by LAUREN CODLING
AN NHS leader has urged the public to seek medical attention if they need it, as experts warn delays in getting treatment due to Covid-19 could lead to a long-term risk to people’s health.
Dr Nikita Kanani is one of several medical professionals who are backing the Help Us Help You campaign, after new figures showed four in 10 people are too concerned about “being a burden on the NHS” to seek help from their GP.
Dr Kanani, the NHS director of primary care and a practising GP, admitted she had noticed patients were reluctant to ask for help, in light of the coronavirus pandemic. “In my own GP practice and across the country, we have noticed that people who don’t have coronavirus – but have other symptoms of illness – aren’t coming and asking for help,” she told Eastern Eye. “Ignoring some of the issues can have quite serious consequences, which you might not know about until the future; so we are urging people to ask for medical help if they need it.”

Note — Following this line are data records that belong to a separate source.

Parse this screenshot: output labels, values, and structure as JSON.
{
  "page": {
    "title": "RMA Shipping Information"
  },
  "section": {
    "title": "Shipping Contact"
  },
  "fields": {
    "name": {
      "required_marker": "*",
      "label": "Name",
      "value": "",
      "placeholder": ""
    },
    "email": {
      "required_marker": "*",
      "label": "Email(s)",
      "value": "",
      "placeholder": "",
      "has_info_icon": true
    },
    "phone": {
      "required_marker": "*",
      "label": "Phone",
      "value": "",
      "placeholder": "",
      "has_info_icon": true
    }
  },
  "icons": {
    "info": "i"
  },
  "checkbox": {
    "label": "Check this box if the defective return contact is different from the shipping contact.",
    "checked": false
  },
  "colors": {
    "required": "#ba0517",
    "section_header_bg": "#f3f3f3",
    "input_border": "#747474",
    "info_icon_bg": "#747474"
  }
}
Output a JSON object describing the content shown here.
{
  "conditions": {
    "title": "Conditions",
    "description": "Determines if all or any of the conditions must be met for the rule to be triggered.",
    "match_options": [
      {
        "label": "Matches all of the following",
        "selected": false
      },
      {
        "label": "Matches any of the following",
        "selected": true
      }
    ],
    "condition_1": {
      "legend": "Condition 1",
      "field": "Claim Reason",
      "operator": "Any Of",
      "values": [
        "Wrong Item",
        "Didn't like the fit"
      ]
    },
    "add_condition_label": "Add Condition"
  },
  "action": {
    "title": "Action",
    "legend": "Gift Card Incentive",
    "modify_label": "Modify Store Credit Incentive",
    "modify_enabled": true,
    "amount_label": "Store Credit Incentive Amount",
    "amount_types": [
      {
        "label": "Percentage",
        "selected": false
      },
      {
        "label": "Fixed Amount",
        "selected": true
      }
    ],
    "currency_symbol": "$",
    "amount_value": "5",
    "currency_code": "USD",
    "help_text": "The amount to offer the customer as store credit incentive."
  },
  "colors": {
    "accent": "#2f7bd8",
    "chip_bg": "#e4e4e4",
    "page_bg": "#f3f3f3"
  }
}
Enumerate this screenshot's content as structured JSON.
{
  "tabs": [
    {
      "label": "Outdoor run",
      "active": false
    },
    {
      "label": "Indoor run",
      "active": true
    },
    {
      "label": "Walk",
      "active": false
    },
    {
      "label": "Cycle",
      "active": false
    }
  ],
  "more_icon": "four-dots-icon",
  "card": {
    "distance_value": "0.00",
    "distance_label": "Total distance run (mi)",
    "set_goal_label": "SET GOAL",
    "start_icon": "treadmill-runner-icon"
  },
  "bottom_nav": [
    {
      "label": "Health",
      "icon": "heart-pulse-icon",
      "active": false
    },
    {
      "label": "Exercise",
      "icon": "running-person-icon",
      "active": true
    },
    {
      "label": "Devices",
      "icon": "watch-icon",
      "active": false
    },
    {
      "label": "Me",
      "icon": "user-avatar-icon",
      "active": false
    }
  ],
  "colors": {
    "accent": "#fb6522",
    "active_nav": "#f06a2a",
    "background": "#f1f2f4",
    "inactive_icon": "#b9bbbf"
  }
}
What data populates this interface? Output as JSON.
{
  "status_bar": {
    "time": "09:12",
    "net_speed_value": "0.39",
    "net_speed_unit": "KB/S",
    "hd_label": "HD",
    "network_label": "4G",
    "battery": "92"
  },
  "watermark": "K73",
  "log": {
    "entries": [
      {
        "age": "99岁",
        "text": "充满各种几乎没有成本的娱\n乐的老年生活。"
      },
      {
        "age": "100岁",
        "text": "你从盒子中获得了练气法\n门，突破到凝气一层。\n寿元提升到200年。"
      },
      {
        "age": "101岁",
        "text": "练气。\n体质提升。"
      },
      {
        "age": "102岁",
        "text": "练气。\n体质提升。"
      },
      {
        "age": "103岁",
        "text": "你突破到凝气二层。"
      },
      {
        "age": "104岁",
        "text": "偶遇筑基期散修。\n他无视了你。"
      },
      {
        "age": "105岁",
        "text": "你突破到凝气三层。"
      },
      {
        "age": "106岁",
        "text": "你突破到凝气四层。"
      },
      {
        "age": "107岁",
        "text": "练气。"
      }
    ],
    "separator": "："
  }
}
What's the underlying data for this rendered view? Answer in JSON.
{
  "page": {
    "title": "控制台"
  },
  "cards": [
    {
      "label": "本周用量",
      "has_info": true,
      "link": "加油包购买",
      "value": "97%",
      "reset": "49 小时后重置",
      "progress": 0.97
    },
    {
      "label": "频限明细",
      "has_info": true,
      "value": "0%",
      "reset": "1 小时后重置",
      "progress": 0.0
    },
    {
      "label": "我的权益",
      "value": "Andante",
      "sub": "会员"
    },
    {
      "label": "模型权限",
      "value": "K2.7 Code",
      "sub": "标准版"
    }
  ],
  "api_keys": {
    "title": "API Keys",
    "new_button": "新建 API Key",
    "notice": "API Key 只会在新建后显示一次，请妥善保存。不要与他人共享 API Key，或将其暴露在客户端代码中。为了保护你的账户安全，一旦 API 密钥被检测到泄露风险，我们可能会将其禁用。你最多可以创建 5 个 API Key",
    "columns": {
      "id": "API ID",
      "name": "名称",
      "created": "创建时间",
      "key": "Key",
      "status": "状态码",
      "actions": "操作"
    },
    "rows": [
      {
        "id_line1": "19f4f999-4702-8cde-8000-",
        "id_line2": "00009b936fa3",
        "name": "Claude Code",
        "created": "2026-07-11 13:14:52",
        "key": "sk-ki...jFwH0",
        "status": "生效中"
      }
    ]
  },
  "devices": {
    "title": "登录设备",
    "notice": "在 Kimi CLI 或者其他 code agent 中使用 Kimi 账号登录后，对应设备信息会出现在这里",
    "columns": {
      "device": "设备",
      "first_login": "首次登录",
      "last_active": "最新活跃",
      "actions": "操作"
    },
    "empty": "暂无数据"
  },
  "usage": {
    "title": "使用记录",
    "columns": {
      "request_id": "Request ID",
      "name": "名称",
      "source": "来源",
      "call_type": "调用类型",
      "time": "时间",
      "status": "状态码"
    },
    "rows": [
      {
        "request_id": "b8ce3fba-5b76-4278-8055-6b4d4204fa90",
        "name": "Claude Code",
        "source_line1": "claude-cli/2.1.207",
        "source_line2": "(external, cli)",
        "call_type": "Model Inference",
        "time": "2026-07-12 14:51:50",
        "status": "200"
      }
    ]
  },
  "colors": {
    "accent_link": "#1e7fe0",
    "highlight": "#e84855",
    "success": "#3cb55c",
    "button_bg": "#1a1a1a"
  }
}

According to NHS England, in March there was a 29 per cent year-on-year drop in A&E use. Data also pointed out a 50 per cent drop in heart attack attendances. Many other patients have been reported to be reluctant to attend diabetes reviews or maternity appointments due to coronavirus fears.
If people have urgent care needs, they should contact their GP or the 111 service, Dr Kanani advised. If there is an emergency, they should contact 999 or attend hospital if they are advised to.
She is also keen to reassure the public that a lot of healthcare can be done remotely. “It is important to get in touch,” she stressed. “Delaying it is really dangerous and can pose a long-term risk to people’s health.”
Dr Kanani admitted there is a possibility that doctors may see an increase of medical conditions following a lift of lockdown measures, including a rise in mental health problems. This could be down to people not contacting their GP and symptoms worsening, but some symptoms may also be triggered by the circumstances of the crisis.
“As people have been indoors, and possibly alone, for a long period of time, they may become more anxious or depressed,” she explained. “We are very aware there will be a change in the health seeking behaviour of the population and we need to make sure that our services are able to look after people as they come through lockdown.”
During the pandemic, most GPs have had to use technology to speak with patients. There has been an increase in remote and online interactions, and the majority of practices now offer remote triage.
Dr Kanani, who works as a GP in south east London, said the switch to digital resources has been a “powerful tool” to ensure patients and staff feel safe. “I would like to congratulate primary care staff who have been working in a very difficult time to innovate and design and deliver care in a different way,” she said.
Looking to the future, she believes people may still want to access care in different ways related to technology. Contacting a medical practitioner via a remote assessment, for instance, could continue to occur after lockdown measures have eased. “I think some of (these practices are) definitely here to stay,” she said.
Since the crisis began, ethnic minority communities have been hit hard by the coronavirus infection. According to findings last week, the death rate of BAME patients with Covid-19 is more than twice that of whites.
On the issue, Dr Kanani admitted BAME workers in the NHS “understandably have real concerns and anxieties about safety (and) about the safety of their families”.
Dr Kanani has urged healthcare employers to undertake risk assessments and explicitly include ethnicity within that, to understand if staff are at risk. “As the evidence emerges, we will continue to work across the system to make sure that our healthcare workers have the support and the protection that they need while they deliver their care,” she said.